by Elspeth Altvater
I went to a pagan festival recently, hungry for community and like minds. I had spent so many months in the Wiccan equivalent of solitary confinement that I felt desperate for ethical company. I found it at the festival, as well as the joy of community found at most of our gatherings, but I also found a dark aspect to our growth - the realization that many of our community, whether seeker or priest (ess) treat ethics as a practice rather than a lifestyle.
It is difficult for me to understand this as an isolated Wiccan; I feel a keen responsibility to practice both Craft and Religion in an ethical manner. Ethics are not a series of rules. True ethics become a way of thinking and reacting to the people around you, whether part of your community or not. Ethics contain empathy and thought. Any first degree can chant for his or her priestess some variation of the Wiccan Rede. But to use it in a practical manner, one must apply it on a situational basis. I find myself constantly checking and apologizing to people because I act without consideration of "harm". Gossip about a Circle can break it. We are not its judges, but we can be its executioners. Gossip about a person is harmful, but we persist. Gossip within a Circle is its automatic division. Action in pagan space without ethical consideration is irresponsible action and a festival isn't an automatic excuse. If we are not learning or teaching that everything we do is an example to the mundane and magikal world, we are in deep trouble.

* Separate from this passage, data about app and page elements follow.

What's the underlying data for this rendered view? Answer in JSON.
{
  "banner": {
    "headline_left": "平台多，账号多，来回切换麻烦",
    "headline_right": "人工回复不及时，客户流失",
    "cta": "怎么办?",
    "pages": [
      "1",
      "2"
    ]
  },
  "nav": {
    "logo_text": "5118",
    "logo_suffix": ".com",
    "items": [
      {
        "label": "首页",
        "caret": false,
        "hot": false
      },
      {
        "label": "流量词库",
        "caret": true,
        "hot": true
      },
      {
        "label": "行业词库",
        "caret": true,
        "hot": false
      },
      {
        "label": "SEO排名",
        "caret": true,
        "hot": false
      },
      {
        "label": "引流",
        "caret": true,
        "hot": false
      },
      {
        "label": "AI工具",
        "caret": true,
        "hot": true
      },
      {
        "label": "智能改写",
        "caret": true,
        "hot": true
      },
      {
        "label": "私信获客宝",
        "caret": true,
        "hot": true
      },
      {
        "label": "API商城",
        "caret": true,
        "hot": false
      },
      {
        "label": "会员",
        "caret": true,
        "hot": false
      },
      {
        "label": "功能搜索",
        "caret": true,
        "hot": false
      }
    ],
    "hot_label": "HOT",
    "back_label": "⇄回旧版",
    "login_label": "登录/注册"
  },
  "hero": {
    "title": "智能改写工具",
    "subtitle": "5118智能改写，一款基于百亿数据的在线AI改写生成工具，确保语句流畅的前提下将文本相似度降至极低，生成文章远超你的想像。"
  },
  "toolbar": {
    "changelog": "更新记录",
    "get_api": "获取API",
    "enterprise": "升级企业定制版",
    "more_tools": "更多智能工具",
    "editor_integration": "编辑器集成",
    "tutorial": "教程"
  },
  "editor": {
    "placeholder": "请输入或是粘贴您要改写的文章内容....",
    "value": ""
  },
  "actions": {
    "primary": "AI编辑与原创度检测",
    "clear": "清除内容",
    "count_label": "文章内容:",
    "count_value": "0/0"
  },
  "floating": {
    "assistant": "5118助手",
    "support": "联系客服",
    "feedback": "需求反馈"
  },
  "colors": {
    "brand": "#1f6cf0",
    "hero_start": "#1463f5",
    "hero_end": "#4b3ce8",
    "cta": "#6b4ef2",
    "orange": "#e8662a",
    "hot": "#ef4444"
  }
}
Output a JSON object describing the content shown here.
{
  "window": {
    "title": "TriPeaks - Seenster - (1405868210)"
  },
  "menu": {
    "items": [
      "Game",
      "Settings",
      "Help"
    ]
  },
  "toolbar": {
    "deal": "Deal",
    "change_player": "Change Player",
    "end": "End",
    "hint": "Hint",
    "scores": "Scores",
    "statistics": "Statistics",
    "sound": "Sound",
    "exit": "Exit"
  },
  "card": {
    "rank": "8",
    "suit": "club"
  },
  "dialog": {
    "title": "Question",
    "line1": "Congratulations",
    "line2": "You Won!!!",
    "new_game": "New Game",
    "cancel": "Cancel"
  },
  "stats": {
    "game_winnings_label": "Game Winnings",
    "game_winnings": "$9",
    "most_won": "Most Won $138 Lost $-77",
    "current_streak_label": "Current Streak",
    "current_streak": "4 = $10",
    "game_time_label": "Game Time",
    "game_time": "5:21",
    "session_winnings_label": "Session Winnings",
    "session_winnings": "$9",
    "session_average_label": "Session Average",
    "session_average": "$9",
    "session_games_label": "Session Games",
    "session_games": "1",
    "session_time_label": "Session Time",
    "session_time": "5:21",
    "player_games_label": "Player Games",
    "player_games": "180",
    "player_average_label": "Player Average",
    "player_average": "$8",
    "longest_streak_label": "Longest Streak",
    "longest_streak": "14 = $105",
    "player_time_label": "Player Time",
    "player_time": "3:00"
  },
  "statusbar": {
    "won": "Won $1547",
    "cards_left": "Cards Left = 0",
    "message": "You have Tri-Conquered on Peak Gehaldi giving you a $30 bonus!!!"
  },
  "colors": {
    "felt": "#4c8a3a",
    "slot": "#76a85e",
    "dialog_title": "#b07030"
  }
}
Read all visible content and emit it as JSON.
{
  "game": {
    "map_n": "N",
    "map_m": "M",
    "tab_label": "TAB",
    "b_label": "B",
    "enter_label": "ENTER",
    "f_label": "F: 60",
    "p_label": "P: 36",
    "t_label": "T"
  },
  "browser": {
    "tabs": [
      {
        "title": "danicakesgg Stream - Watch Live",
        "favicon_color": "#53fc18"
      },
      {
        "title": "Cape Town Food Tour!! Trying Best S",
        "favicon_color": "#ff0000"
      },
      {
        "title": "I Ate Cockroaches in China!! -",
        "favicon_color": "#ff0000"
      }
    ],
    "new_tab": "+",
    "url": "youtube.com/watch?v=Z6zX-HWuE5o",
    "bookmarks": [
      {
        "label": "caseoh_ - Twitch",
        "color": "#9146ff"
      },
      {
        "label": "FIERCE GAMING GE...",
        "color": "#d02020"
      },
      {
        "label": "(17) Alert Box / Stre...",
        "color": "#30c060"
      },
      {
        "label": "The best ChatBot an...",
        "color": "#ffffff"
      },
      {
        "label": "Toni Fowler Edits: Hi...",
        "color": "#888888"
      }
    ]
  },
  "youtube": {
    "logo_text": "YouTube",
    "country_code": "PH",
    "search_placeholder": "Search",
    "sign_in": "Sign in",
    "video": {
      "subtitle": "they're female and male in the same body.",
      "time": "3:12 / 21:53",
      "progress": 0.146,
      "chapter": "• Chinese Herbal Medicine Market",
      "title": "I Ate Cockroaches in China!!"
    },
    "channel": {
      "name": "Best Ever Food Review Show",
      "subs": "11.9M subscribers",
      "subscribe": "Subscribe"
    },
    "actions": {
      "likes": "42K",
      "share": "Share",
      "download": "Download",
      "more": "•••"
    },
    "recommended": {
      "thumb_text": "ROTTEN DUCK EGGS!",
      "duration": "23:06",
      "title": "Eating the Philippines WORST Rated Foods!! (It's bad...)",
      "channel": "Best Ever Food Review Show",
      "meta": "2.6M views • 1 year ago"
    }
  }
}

In our burgeoning community nothing must be taken for granted. Many students present at festivals are solitary or seekers. Many students who have degrees may come out of young Circles where the Wiccan Rede is considered a simple maxim to remember. If I am to be a grown-up, then I must have real understanding of the people I deal with, both those I consider my own, and those who will interact only briefly with me. I must be prepared to be an example, but only if I have the clear understanding that my feet of clay will always get me in trouble. I am not perfect. I am a seeker. I must stay aware of my actions, biases and prejudices, and actively work to change and overcome them.
Some of the comments I overheard at the festival bothered me greatly. Malicious gossip from Circle to Circle was accepted as a part of pagan life. A class consciousness existed, a certain snobbery, and even those who came with open minds to their own kind could be heard to comment in a derogatory manner about other faiths and other cultures.
There are two types of problems here - ignorance and lack of thought. Ignorance stems from younger pagan people affirming their new beliefs by castigating the religion they left or rejected. Lack of thought occurs when our older, more experienced people speak publicly about others, either in the Craft or not, in a manner inconsistent with their degree and teaching. People are listening to us. They believe what we say. They believe our actions and our attitudes reflect our religion, and they are right. It is impossible for me to represent my religion well all the time. I get tired, sore, and bitchy. I have a temper, and I use it. I must be aware that when I am in public, especially at festivals, I may be the only priestess some people will meet. Their impression of me will be their impression of the work and sacrifice of all who have come before me. If I respect them, if I respect the community, and if I respect myself, I must keep a guard on my tongue. And I must understand that I can never have full knowledge in anyone else's choice, and so cannot judge them or their choices. My judgement is not subjective, and therefore it is harmful. I have violated the Rede.
Our religion is not one of constraint. We are free to love, to drink, to dance, and to be who we are within the magikal gift of community. But because of its freedom, we must be self-responsible. We must consider every situation in the light of "harm". We must be aware that we will always commit harm, despite our best intentions. We must show that freedom equates with maturity and responsibility. Once those things are in place, we can find a balance of light and dark, freedom and constraint. "We are between the worlds, where light and dark, joy and sorrow, death and rebirth meet as one."
 Return to NorthWind Home Page. | Delve In to other Realms! | Contact NorthWind.